A major U.S. study provides more evidence that there is no connection between the childhood vaccine for measles, mumps and rubella and autism in children.
The research puts another nail in the coffin of false studies published 17 years ago that led to a drop in immunization rates and, in turn, a rise in outbreaks of measles in Europe and North America.
The new study, released April 21, involved 96,000 children and found rates of autism were no higher among children who received the measles-mumps rubella (MMR) vaccine and those who were unvaccinated. It was published in the Journal of the American Medical Association (JAMA).
Researchers reported the same results among children who had an older sibling with autism — which put them at greater risk of developing the neurological disorder. They used detailed information from a health insurance database.
“These findings indicate no harmful association between MMR vaccine receipt and ASD (autism spectrum disorder) even among children already at a higher risk for ASD,” wrote the authors, led by Dr. Anjali Jain, pediatrician and vice-president at health-care consultant The Lewin Group in Virginia.

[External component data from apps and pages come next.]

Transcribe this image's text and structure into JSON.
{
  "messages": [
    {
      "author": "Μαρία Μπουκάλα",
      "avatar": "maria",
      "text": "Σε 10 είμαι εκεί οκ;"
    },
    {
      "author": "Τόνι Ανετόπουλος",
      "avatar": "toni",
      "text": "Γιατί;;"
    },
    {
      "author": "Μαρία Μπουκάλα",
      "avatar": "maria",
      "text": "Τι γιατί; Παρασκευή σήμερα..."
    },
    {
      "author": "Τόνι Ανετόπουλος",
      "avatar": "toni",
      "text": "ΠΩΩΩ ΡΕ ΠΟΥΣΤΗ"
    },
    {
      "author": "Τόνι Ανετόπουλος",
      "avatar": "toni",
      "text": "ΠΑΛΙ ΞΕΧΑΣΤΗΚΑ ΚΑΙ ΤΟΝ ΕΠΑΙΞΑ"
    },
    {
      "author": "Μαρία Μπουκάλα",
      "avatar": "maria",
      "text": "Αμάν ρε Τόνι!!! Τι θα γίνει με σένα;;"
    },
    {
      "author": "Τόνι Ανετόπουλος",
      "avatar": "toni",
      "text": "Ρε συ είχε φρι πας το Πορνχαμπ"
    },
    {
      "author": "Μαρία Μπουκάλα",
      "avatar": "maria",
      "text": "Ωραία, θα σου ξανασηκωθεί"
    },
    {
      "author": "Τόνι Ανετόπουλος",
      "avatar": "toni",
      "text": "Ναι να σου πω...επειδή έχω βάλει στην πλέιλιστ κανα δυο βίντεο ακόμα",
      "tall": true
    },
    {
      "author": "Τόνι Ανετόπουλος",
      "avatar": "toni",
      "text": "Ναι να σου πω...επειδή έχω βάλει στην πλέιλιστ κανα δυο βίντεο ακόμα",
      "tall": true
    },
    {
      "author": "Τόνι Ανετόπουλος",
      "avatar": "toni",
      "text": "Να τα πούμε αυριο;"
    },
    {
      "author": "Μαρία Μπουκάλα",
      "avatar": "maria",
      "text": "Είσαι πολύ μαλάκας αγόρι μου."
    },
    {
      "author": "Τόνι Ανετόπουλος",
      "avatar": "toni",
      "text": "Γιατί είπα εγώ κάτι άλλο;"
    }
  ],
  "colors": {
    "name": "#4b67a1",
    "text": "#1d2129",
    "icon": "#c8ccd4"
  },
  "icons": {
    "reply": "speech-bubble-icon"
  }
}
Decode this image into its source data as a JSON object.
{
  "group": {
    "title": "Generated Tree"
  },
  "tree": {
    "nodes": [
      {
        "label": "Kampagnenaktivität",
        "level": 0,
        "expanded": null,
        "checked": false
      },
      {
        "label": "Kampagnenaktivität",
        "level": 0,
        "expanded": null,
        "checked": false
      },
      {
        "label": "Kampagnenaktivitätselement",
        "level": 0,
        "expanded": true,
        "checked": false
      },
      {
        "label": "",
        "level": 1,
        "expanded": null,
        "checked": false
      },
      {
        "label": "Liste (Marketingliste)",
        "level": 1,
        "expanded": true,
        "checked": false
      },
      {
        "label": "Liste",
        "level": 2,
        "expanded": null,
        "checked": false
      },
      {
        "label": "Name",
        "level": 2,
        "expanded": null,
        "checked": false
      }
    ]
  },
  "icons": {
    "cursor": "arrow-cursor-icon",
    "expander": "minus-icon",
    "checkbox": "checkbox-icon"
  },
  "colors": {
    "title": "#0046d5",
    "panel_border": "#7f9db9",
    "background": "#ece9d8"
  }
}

The study is the latest among a dozen papers showing that neither the age of onset of autism nor the severity of the condition differs between vaccinated and unvaccinated children, notes an accompanying JAMA editorial by Dr. Bryan King of Seattle Children’s Hospital.
“Controversy seems to follow autism like the tail on a kite,” he writes.
Although “the evidence is already abundant” that no connection exists between MMR and autism in children, immunization rates are low in certain regions because of this “inappropriate belief.”
That belief stems largely from fraudulent claims by British researcher Andrew Wakefield in 1998, which have since been discredited, and celebrities who have publicly perpetuated the idea.
Whether the new JAMA research will put to rest simmering uncertainty among some parents remains to be seen, says Dr. Natasha Crowcroft, chief of applied immunization research at Public Health Ontario and associate professor of public health at University of Toronto.
“The idea has a life of its own,” she said in an interview. “I think we could carry on doing brilliant research in the years to come, and the idea would still be out there. I don’t think research is going to be the thing that gets rid of it.”
She says that money and energy would now be better spent on helping children with autism and their parents, and investigating possible causes.
While most Ontario parents continue to have their kids immunized according to guidelines, which call for one dose of MMR after a child’s first birthday and a second at between 4 and 6 years of age, some remain torn and hold off.
Public Health Ontario has reported that childhood vaccination rates are below the benchmarks necessary to build herd immunity that protects the public from infectious diseases. Earlier this year, C. D. Howe Institute echoed those findings, and said Ontario kids are six percentage points short of the target for MMR immunization.
Those rates were blamed for measles cases that popped up in Toronto this year, following major outbreaks in California and other parts of the U.S.
A recent online survey of Ontario parents’ attitudes to immunization revealed that fears about autism were still a factor. The survey, completed in late 2013 and early 2014 as part of a research project on vaccine hesitancy, was led by Jordan Tustin, assistant professor at Ryerson University.
More than one in five of the 1,097 parents who responded reported their youngest child was not up to date with vaccinations. Of those, 20 per cent cited concerns over autism or other risks as factors.